* _Task details_
Could you extract every entry below and reproduce it exactly?

Collected data
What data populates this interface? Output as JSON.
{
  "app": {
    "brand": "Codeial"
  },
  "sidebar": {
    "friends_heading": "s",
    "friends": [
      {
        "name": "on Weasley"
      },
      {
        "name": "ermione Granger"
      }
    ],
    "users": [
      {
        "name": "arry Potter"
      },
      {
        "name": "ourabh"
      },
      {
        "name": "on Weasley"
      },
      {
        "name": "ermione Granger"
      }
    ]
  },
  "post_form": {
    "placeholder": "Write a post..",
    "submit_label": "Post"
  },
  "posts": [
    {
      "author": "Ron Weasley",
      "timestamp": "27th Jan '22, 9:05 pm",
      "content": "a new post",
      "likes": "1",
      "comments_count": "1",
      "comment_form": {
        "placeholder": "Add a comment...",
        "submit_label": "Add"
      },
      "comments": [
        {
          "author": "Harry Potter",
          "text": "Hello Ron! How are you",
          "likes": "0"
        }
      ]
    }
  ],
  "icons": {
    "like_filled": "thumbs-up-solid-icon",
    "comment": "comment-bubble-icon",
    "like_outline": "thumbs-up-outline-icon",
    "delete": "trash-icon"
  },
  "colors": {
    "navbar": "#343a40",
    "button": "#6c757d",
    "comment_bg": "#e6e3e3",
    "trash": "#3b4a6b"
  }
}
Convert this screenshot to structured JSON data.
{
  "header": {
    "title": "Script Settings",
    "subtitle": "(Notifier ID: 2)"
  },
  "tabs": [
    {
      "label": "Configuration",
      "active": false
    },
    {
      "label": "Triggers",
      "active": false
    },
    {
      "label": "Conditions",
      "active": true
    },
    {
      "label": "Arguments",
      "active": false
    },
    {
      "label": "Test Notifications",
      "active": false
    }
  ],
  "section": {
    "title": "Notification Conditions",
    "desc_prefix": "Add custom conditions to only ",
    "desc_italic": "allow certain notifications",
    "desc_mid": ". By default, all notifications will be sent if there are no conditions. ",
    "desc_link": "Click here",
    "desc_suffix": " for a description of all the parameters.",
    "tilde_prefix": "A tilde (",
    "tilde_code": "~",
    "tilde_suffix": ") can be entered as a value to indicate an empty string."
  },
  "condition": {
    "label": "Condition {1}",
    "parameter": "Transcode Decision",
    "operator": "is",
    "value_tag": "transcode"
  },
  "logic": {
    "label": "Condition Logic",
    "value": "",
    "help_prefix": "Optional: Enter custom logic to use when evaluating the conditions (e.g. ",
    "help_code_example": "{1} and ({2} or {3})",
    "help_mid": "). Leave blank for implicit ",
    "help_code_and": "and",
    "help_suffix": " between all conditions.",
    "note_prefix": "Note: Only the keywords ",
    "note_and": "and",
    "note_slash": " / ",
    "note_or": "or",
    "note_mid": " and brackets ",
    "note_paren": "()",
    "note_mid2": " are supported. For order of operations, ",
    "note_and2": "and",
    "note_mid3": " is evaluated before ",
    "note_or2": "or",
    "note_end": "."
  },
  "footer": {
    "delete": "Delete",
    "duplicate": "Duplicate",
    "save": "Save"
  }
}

* _Task output_
What data populates this interface? Output as JSON.
{
  "app": {
    "brand": "Codeial"
  },
  "sidebar": {
    "friends_heading": "s",
    "friends": [
      {
        "name": "on Weasley"
      },
      {
        "name": "ermione Granger"
      }
    ],
    "users": [
      {
        "name": "arry Potter"
      },
      {
        "name": "ourabh"
      },
      {
        "name": "on Weasley"
      },
      {
        "name": "ermione Granger"
      }
    ]
  },
  "post_form": {
    "placeholder": "Write a post..",
    "submit_label": "Post"
  },
  "posts": [
    {
      "author": "Ron Weasley",
      "timestamp": "27th Jan '22, 9:05 pm",
      "content": "a new post",
      "likes": "1",
      "comments_count": "1",
      "comment_form": {
        "placeholder": "Add a comment...",
        "submit_label": "Add"
      },
      "comments": [
        {
          "author": "Harry Potter",
          "text": "Hello Ron! How are you",
          "likes": "0"
        }
      ]
    }
  ],
  "icons": {
    "like_filled": "thumbs-up-solid-icon",
    "comment": "comment-bubble-icon",
    "like_outline": "thumbs-up-outline-icon",
    "delete": "trash-icon"
  },
  "colors": {
    "navbar": "#343a40",
    "button": "#6c757d",
    "comment_bg": "#e6e3e3",
    "trash": "#3b4a6b"
  }
}
Convert this screenshot to structured JSON data.
{
  "header": {
    "title": "Script Settings",
    "subtitle": "(Notifier ID: 2)"
  },
  "tabs": [
    {
      "label": "Configuration",
      "active": false
    },
    {
      "label": "Triggers",
      "active": false
    },
    {
      "label": "Conditions",
      "active": true
    },
    {
      "label": "Arguments",
      "active": false
    },
    {
      "label": "Test Notifications",
      "active": false
    }
  ],
  "section": {
    "title": "Notification Conditions",
    "desc_prefix": "Add custom conditions to only ",
    "desc_italic": "allow certain notifications",
    "desc_mid": ". By default, all notifications will be sent if there are no conditions. ",
    "desc_link": "Click here",
    "desc_suffix": " for a description of all the parameters.",
    "tilde_prefix": "A tilde (",
    "tilde_code": "~",
    "tilde_suffix": ") can be entered as a value to indicate an empty string."
  },
  "condition": {
    "label": "Condition {1}",
    "parameter": "Transcode Decision",
    "operator": "is",
    "value_tag": "transcode"
  },
  "logic": {
    "label": "Condition Logic",
    "value": "",
    "help_prefix": "Optional: Enter custom logic to use when evaluating the conditions (e.g. ",
    "help_code_example": "{1} and ({2} or {3})",
    "help_mid": "). Leave blank for implicit ",
    "help_code_and": "and",
    "help_suffix": " between all conditions.",
    "note_prefix": "Note: Only the keywords ",
    "note_and": "and",
    "note_slash": " / ",
    "note_or": "or",
    "note_mid": " and brackets ",
    "note_paren": "()",
    "note_mid2": " are supported. For order of operations, ",
    "note_and2": "and",
    "note_mid3": " is evaluated before ",
    "note_or2": "or",
    "note_end": "."
  },
  "footer": {
    "delete": "Delete",
    "duplicate": "Duplicate",
    "save": "Save"
  }
}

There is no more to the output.